Pretoria - The South African National Parks (SANParks) has announced that it would not be charging fees or penalties for international tourists that cancel their visit to any of its facilities after SA was put on the travelling red list.
The travel bans to South Africa were imposed last week by several countries, including the UK, the US, the European Union, Canada, Australia and Brazil, because of the discovery of the new Omicron Covid-19 variant, devastating the country’s tourism industry ahead of the summer holidays.
The new variant has been detected in South Africa as well as a number of other countries.
Although there has been a spike in the number of the coronavirus infections due to the Omicron, SANParks said that all its parks would remain open, and were safe to visit.
SANParks is in charge of all the country’s national parks, including the world-renowned Kruger National Park, and one of the seven wonders of the world, Table Mountain, in Cape Town.
During this time of the year, the country is usually taken over by tourists from all walks of life, coming to enjoy the parks, investing millions of rand into the South African economy.
According to SANParks’s managing executive of tourism development and marketing, Hapiloe Sello, the entity is bracing itself for mass booking amendments from residents of various countries across the world.
She said the developments called for a proactive approach to minimise adverse impacts on clients.
“We have decided that booked clients from the countries that have introduced travel bans to South Africa will not be charged fees or penalties for amendments and postponements for a 12-month period, from November 26 until such time as the travel bans are lifted.

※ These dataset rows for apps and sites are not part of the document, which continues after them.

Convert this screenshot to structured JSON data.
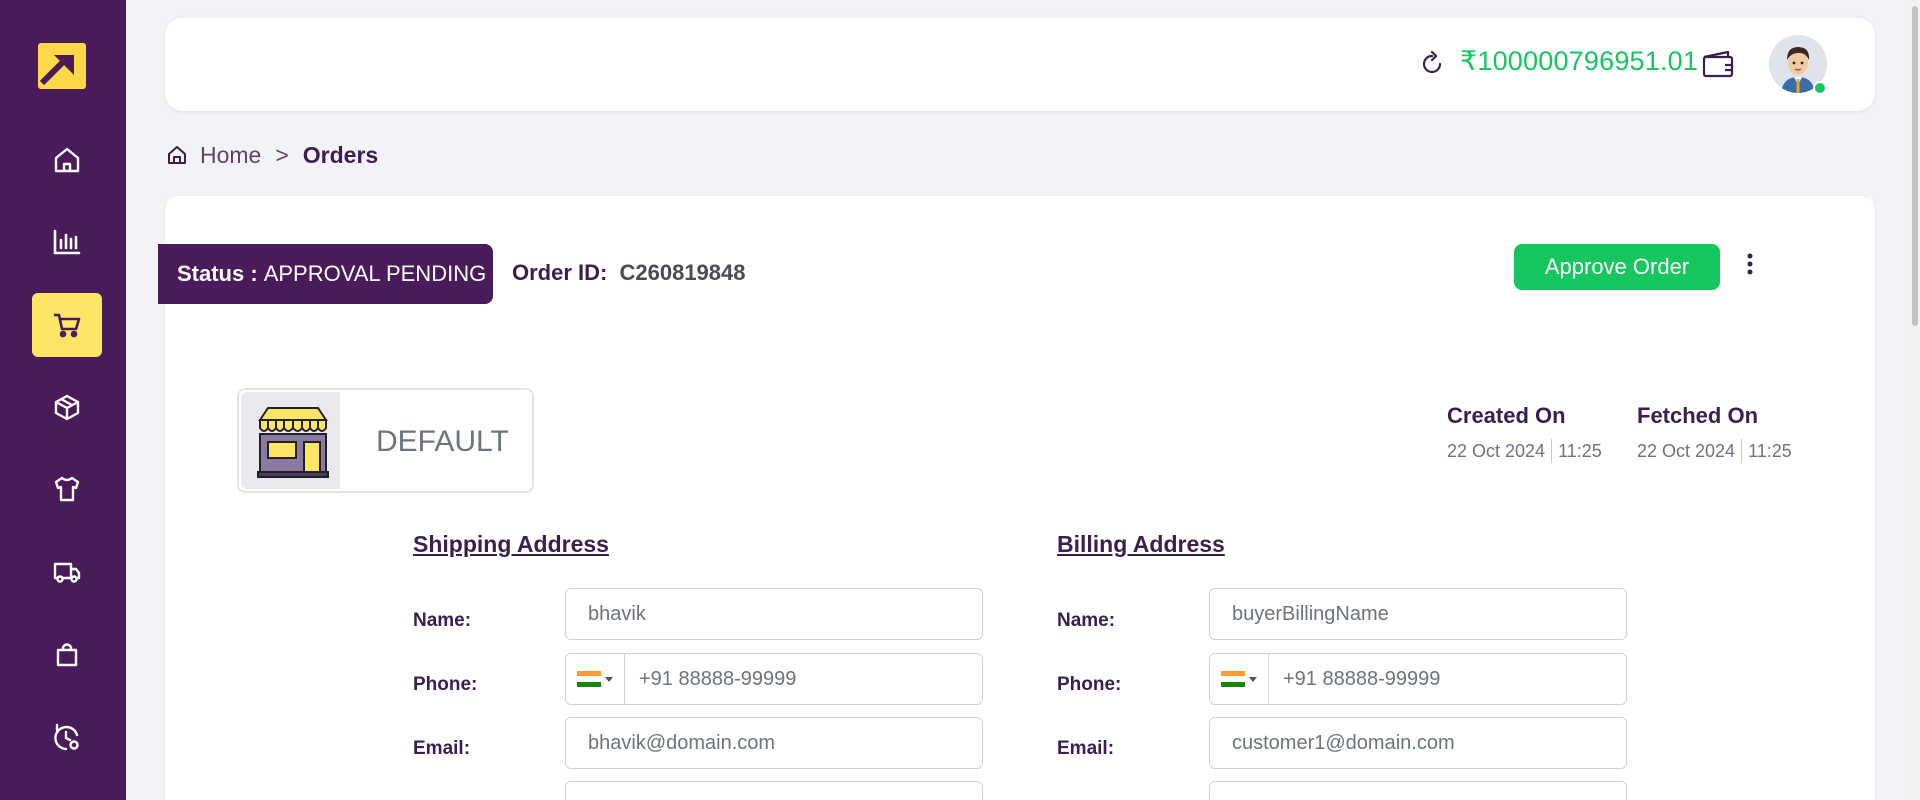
{
  "sidebar": {
    "logo": "arrow-logo-icon",
    "items": [
      {
        "icon": "home-icon",
        "active": false
      },
      {
        "icon": "bar-chart-icon",
        "active": false
      },
      {
        "icon": "cart-icon",
        "active": true
      },
      {
        "icon": "box-icon",
        "active": false
      },
      {
        "icon": "tshirt-icon",
        "active": false
      },
      {
        "icon": "truck-icon",
        "active": false
      },
      {
        "icon": "bag-icon",
        "active": false
      },
      {
        "icon": "settings-history-icon",
        "active": false
      }
    ],
    "colors": {
      "background": "#4a1b5a",
      "active": "#ffe566"
    }
  },
  "topbar": {
    "balance": "₹100000796951.01",
    "balance_color": "#16c65f"
  },
  "breadcrumb": {
    "home": "Home",
    "separator": ">",
    "current": "Orders"
  },
  "order": {
    "status_label": "Status :",
    "status_value": "APPROVAL PENDING",
    "order_id_label": "Order ID:",
    "order_id_value": "C260819848",
    "approve_label": "Approve Order",
    "store_name": "DEFAULT",
    "created_label": "Created On",
    "created_date": "22 Oct 2024",
    "created_time": "11:25",
    "fetched_label": "Fetched On",
    "fetched_date": "22 Oct 2024",
    "fetched_time": "11:25"
  },
  "shipping": {
    "title": "Shipping Address",
    "name_label": "Name:",
    "name_value": "bhavik",
    "phone_label": "Phone:",
    "phone_value": "+91 88888-99999",
    "email_label": "Email:",
    "email_value": "bhavik@domain.com"
  },
  "billing": {
    "title": "Billing Address",
    "name_label": "Name:",
    "name_value": "buyerBillingName",
    "phone_label": "Phone:",
    "phone_value": "+91 88888-99999",
    "email_label": "Email:",
    "email_value": "customer1@domain.com"
  },
  "colors": {
    "accent": "#16c65f",
    "primary": "#4a1b5a",
    "page_bg": "#f3f2f7"
  }
}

“Affected clients are welcome to contact our reservation offices to postpone their reservations to later dates,” Sello said.
“We encourage guests to opt for SANParks to retain their deposit payments until they are certain about their travel plans, and to only consider cancellations and refunds as a last resort.”
She said cancellations due to other reasons outside of travel bans will continue to be subjected to the standard cancellation terms and conditions.
“We want to assure our visitors, particularly local travellers, that our national parks remain open and quite likely amongst the safest destinations to travel to,” Sello said.
Yesterday, the Pretoria News reported that Tourism Minister Lindiwe Sisulu was making efforts diplomatically to get the country removed from the red list.
President Cyril Ramaphosa has also been pleading with the countries that have put SA on the red list to reverse the decision.